■ **Work instructions**:
Scan the entries that follow for the word "data", then report every line in which it appears.
** Opening Provided records block **
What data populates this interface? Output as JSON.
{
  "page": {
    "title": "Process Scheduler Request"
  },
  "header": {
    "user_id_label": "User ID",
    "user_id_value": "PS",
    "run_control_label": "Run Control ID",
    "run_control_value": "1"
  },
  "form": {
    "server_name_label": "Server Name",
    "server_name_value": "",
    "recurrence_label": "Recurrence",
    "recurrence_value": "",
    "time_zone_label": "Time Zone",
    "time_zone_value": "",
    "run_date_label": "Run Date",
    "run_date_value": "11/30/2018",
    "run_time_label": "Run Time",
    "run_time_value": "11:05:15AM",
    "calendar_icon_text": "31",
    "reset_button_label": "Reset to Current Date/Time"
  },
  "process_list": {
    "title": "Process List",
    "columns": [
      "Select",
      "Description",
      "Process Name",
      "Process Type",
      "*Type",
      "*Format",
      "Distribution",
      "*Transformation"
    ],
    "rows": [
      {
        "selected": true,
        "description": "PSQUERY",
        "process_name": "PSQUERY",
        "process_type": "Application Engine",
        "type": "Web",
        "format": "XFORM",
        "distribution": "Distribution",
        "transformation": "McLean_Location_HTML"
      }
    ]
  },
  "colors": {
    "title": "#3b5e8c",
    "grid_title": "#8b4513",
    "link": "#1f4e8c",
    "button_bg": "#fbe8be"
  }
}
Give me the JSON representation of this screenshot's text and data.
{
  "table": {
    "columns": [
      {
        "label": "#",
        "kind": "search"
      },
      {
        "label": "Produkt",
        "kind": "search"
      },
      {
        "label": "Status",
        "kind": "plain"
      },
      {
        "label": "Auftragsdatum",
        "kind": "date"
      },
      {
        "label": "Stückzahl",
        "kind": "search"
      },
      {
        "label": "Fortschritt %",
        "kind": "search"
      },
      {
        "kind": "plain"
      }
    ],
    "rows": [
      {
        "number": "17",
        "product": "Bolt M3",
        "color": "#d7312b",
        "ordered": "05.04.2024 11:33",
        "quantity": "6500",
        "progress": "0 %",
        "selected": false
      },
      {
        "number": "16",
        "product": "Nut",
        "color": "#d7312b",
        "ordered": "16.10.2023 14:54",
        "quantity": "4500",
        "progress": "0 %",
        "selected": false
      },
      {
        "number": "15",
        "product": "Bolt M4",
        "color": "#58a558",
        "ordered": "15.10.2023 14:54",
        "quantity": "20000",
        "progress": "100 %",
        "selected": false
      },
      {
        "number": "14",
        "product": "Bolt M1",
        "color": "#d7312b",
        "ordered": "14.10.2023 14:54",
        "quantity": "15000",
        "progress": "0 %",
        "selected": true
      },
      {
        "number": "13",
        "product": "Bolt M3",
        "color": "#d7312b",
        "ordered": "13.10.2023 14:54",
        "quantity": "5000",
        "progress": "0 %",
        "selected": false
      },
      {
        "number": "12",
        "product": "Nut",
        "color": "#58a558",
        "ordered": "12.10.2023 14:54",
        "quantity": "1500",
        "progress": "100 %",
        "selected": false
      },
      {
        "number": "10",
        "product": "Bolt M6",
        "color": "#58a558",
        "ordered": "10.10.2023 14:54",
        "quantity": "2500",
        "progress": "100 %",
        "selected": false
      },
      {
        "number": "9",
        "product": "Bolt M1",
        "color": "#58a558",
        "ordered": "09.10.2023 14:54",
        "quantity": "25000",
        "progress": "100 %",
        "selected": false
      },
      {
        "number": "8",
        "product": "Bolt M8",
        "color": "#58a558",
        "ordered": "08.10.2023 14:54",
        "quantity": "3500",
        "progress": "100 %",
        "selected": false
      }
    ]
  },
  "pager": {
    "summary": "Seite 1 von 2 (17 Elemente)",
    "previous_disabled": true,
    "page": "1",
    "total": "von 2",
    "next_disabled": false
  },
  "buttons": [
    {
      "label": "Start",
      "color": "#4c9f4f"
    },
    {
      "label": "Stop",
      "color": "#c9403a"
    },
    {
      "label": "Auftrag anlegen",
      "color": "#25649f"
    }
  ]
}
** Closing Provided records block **
■ **Completed exercise**:
What data populates this interface? Output as JSON.
Give me the JSON representation of this screenshot's text and data.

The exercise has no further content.